* _Data records for software interfaces_
────

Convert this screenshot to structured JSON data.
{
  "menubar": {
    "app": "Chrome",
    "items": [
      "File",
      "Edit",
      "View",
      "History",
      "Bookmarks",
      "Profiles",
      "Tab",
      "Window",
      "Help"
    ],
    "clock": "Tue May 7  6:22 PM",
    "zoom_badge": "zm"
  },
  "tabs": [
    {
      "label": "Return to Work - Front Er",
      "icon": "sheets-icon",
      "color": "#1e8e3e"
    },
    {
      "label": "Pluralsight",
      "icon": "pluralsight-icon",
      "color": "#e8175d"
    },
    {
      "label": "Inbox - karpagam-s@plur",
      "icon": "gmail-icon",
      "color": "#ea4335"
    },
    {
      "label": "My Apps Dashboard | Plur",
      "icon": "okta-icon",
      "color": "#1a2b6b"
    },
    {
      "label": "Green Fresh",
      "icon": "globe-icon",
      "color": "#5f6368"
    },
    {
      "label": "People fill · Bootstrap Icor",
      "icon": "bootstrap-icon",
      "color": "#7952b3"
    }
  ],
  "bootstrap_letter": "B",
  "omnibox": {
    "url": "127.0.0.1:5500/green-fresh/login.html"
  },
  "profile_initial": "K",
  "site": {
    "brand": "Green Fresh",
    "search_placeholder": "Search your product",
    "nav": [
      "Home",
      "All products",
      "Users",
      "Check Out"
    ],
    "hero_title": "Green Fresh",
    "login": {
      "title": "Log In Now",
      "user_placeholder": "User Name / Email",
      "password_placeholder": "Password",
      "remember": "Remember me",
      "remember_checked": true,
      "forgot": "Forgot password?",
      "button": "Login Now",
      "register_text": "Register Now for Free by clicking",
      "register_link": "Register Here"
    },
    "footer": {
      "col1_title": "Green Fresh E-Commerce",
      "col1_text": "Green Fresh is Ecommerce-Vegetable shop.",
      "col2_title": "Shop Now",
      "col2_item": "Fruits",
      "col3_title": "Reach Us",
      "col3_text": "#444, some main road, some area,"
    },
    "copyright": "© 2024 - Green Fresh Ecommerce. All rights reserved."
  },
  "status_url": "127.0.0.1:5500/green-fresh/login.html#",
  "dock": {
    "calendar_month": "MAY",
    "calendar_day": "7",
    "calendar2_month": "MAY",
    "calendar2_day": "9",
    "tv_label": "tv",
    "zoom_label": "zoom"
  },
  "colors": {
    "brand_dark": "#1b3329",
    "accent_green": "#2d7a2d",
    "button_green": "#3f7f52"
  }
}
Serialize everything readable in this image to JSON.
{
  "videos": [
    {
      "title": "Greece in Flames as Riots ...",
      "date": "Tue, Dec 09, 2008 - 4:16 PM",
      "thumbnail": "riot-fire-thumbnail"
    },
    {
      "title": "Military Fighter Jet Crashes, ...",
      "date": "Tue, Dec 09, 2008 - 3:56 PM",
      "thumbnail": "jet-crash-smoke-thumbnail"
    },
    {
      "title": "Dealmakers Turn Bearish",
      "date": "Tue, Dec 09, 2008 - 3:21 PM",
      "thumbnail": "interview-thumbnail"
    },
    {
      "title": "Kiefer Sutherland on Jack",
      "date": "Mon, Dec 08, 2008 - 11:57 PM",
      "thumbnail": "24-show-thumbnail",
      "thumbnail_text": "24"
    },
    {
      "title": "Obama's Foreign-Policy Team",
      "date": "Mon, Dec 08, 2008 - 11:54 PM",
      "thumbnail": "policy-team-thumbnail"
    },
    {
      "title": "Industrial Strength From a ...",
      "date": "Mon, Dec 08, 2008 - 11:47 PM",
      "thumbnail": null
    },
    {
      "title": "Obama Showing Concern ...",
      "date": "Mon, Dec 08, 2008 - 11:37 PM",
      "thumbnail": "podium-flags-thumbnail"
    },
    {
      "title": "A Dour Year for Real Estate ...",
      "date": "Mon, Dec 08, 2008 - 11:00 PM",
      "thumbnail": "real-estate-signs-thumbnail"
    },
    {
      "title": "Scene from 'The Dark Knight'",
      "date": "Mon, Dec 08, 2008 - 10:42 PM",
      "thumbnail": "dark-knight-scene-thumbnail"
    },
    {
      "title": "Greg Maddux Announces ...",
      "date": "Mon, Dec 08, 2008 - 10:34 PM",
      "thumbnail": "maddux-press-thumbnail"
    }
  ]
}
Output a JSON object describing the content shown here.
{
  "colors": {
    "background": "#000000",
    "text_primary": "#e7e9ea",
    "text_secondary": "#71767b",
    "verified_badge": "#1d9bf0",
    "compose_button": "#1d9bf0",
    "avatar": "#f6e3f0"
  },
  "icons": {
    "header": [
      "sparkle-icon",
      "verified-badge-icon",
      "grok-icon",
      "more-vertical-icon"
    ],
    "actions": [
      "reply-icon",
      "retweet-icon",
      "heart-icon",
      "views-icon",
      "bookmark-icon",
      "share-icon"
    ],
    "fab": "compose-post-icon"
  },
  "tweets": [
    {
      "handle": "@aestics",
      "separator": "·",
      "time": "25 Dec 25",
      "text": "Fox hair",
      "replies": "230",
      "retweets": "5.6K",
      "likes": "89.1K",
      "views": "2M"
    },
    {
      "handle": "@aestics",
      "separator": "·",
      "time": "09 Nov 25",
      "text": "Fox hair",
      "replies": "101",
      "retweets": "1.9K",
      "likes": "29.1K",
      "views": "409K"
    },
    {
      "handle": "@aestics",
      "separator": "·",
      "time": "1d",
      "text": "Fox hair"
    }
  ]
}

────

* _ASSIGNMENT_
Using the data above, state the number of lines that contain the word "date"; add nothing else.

* _RESPONSE AREA_
10